Return the records that follow, unchanged and complete.

Excerpts from an interface dataset:
# # # # # # #

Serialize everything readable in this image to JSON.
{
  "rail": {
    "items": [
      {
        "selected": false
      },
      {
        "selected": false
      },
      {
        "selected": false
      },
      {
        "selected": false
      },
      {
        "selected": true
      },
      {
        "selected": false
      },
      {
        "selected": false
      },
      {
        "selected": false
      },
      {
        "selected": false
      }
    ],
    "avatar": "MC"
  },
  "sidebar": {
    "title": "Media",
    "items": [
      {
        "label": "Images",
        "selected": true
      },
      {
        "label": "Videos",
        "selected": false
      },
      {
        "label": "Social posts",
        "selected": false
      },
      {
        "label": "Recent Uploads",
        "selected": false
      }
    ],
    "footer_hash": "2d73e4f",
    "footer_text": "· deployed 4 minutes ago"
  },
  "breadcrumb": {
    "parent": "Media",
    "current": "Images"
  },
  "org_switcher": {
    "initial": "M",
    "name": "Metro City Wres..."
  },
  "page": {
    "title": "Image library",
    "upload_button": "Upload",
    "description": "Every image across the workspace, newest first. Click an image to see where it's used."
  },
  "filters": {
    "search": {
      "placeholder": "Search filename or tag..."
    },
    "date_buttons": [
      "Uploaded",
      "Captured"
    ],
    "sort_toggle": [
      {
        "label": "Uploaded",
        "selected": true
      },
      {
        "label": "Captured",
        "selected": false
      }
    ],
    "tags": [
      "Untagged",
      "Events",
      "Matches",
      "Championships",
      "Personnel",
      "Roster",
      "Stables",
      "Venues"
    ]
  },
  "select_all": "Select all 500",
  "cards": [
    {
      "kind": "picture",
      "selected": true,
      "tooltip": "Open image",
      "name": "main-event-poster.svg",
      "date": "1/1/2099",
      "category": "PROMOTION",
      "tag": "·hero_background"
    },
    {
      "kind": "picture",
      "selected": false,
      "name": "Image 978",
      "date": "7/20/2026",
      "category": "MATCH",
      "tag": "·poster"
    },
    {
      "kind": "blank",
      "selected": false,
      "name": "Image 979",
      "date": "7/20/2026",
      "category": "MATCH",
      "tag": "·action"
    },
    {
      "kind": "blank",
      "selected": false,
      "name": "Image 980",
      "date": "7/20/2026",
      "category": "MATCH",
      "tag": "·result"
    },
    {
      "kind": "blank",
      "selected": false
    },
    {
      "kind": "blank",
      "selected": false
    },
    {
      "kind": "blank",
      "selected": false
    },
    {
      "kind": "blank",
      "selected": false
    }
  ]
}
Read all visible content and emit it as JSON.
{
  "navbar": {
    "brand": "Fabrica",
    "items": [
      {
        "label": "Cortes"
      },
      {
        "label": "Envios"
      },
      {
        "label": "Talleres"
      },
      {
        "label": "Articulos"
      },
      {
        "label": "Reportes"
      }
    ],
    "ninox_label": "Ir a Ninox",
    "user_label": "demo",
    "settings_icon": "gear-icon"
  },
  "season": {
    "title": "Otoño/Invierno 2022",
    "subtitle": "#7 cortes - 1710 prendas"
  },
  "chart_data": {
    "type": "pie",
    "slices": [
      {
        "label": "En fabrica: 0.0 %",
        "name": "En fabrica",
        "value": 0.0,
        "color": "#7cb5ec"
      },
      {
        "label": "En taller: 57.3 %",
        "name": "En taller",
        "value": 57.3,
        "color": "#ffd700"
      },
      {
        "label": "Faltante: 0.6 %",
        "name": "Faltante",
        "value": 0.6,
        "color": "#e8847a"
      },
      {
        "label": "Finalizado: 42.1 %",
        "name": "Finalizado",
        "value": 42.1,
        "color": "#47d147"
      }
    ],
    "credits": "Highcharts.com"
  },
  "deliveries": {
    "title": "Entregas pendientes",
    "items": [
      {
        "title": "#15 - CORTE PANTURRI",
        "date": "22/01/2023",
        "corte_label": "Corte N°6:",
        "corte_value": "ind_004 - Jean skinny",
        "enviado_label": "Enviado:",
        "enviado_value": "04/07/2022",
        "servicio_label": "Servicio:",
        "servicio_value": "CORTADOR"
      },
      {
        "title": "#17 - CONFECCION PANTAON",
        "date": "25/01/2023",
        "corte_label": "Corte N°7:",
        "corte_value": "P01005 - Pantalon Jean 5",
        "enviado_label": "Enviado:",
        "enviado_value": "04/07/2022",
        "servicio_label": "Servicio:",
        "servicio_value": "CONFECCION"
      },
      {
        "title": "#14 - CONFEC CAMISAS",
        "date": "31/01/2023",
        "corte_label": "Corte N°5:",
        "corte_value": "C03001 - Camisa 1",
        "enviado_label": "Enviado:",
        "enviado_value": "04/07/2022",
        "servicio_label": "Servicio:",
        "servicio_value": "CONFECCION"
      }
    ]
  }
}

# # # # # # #

SOLUTION FOR THIS PROBLEM —
Serialize everything readable in this image to JSON.
{
  "rail": {
    "items": [
      {
        "selected": false
      },
      {
        "selected": false
      },
      {
        "selected": false
      },
      {
        "selected": false
      },
      {
        "selected": true
      },
      {
        "selected": false
      },
      {
        "selected": false
      },
      {
        "selected": false
      },
      {
        "selected": false
      }
    ],
    "avatar": "MC"
  },
  "sidebar": {
    "title": "Media",
    "items": [
      {
        "label": "Images",
        "selected": true
      },
      {
        "label": "Videos",
        "selected": false
      },
      {
        "label": "Social posts",
        "selected": false
      },
      {
        "label": "Recent Uploads",
        "selected": false
      }
    ],
    "footer_hash": "2d73e4f",
    "footer_text": "· deployed 4 minutes ago"
  },
  "breadcrumb": {
    "parent": "Media",
    "current": "Images"
  },
  "org_switcher": {
    "initial": "M",
    "name": "Metro City Wres..."
  },
  "page": {
    "title": "Image library",
    "upload_button": "Upload",
    "description": "Every image across the workspace, newest first. Click an image to see where it's used."
  },
  "filters": {
    "search": {
      "placeholder": "Search filename or tag..."
    },
    "date_buttons": [
      "Uploaded",
      "Captured"
    ],
    "sort_toggle": [
      {
        "label": "Uploaded",
        "selected": true
      },
      {
        "label": "Captured",
        "selected": false
      }
    ],
    "tags": [
      "Untagged",
      "Events",
      "Matches",
      "Championships",
      "Personnel",
      "Roster",
      "Stables",
      "Venues"
    ]
  },
  "select_all": "Select all 500",
  "cards": [
    {
      "kind": "picture",
      "selected": true,
      "tooltip": "Open image",
      "name": "main-event-poster.svg",
      "date": "1/1/2099",
      "category": "PROMOTION",
      "tag": "·hero_background"
    },
    {
      "kind": "picture",
      "selected": false,
      "name": "Image 978",
      "date": "7/20/2026",
      "category": "MATCH",
      "tag": "·poster"
    },
    {
      "kind": "blank",
      "selected": false,
      "name": "Image 979",
      "date": "7/20/2026",
      "category": "MATCH",
      "tag": "·action"
    },
    {
      "kind": "blank",
      "selected": false,
      "name": "Image 980",
      "date": "7/20/2026",
      "category": "MATCH",
      "tag": "·result"
    },
    {
      "kind": "blank",
      "selected": false
    },
    {
      "kind": "blank",
      "selected": false
    },
    {
      "kind": "blank",
      "selected": false
    },
    {
      "kind": "blank",
      "selected": false
    }
  ]
}
Read all visible content and emit it as JSON.
{
  "navbar": {
    "brand": "Fabrica",
    "items": [
      {
        "label": "Cortes"
      },
      {
        "label": "Envios"
      },
      {
        "label": "Talleres"
      },
      {
        "label": "Articulos"
      },
      {
        "label": "Reportes"
      }
    ],
    "ninox_label": "Ir a Ninox",
    "user_label": "demo",
    "settings_icon": "gear-icon"
  },
  "season": {
    "title": "Otoño/Invierno 2022",
    "subtitle": "#7 cortes - 1710 prendas"
  },
  "chart_data": {
    "type": "pie",
    "slices": [
      {
        "label": "En fabrica: 0.0 %",
        "name": "En fabrica",
        "value": 0.0,
        "color": "#7cb5ec"
      },
      {
        "label": "En taller: 57.3 %",
        "name": "En taller",
        "value": 57.3,
        "color": "#ffd700"
      },
      {
        "label": "Faltante: 0.6 %",
        "name": "Faltante",
        "value": 0.6,
        "color": "#e8847a"
      },
      {
        "label": "Finalizado: 42.1 %",
        "name": "Finalizado",
        "value": 42.1,
        "color": "#47d147"
      }
    ],
    "credits": "Highcharts.com"
  },
  "deliveries": {
    "title": "Entregas pendientes",
    "items": [
      {
        "title": "#15 - CORTE PANTURRI",
        "date": "22/01/2023",
        "corte_label": "Corte N°6:",
        "corte_value": "ind_004 - Jean skinny",
        "enviado_label": "Enviado:",
        "enviado_value": "04/07/2022",
        "servicio_label": "Servicio:",
        "servicio_value": "CORTADOR"
      },
      {
        "title": "#17 - CONFECCION PANTAON",
        "date": "25/01/2023",
        "corte_label": "Corte N°7:",
        "corte_value": "P01005 - Pantalon Jean 5",
        "enviado_label": "Enviado:",
        "enviado_value": "04/07/2022",
        "servicio_label": "Servicio:",
        "servicio_value": "CONFECCION"
      },
      {
        "title": "#14 - CONFEC CAMISAS",
        "date": "31/01/2023",
        "corte_label": "Corte N°5:",
        "corte_value": "C03001 - Camisa 1",
        "enviado_label": "Enviado:",
        "enviado_value": "04/07/2022",
        "servicio_label": "Servicio:",
        "servicio_value": "CONFECCION"
      }
    ]
  }
}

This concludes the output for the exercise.